■ Your goal
I need the number of lines in the following entries that hold the word "JSON", and no other text.

Records from a dataset
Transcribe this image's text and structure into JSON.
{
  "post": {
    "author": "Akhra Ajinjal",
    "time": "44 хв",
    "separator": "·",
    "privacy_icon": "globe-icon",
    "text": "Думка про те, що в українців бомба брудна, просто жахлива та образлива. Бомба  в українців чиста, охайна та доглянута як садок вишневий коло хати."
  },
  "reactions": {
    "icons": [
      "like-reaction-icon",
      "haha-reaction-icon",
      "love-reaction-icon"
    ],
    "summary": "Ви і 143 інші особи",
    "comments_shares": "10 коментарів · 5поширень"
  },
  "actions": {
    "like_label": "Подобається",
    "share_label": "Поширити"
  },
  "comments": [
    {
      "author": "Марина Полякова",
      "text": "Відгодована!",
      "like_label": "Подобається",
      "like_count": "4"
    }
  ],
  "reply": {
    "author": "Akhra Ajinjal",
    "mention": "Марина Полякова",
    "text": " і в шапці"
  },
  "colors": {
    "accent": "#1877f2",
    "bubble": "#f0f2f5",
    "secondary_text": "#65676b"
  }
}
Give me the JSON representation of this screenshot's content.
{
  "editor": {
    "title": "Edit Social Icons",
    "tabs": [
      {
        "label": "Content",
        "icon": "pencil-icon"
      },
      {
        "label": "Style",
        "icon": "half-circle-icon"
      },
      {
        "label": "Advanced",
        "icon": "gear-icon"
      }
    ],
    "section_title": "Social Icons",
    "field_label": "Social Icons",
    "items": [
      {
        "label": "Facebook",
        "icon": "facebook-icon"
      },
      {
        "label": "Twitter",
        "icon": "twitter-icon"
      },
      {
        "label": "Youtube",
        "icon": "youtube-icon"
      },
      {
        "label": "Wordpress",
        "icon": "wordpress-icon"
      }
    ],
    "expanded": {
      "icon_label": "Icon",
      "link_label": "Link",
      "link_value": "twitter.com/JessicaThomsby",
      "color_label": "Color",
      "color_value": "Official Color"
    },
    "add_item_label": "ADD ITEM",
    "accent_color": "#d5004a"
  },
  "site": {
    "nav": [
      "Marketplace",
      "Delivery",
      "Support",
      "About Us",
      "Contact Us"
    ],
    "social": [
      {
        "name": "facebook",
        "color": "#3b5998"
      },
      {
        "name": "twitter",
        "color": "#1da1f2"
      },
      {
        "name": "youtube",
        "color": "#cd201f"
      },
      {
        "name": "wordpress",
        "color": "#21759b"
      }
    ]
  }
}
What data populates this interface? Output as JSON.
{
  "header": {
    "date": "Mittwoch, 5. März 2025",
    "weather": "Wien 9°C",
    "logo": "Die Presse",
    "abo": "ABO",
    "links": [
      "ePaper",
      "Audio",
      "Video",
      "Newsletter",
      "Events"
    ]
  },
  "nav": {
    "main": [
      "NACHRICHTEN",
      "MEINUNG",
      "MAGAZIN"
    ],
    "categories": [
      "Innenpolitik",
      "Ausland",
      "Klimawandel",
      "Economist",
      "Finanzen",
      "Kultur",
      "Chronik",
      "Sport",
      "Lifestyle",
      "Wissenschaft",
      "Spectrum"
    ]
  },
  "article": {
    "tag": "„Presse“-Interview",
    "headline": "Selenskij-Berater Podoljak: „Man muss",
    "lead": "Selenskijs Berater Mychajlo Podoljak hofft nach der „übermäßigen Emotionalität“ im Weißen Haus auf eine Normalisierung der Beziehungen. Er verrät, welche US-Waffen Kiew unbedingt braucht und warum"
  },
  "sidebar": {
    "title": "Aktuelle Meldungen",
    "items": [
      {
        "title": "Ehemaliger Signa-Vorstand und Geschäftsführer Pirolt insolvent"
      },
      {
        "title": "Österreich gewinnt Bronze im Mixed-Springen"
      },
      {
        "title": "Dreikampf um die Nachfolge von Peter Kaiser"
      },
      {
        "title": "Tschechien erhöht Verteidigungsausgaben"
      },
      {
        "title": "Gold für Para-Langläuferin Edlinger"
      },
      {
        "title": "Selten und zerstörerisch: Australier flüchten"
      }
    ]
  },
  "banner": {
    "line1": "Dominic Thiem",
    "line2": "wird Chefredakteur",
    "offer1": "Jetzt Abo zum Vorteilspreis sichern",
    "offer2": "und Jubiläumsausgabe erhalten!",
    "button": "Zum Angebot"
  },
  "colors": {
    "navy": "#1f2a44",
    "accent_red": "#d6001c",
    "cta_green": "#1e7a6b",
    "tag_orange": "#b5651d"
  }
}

■ Completed task
3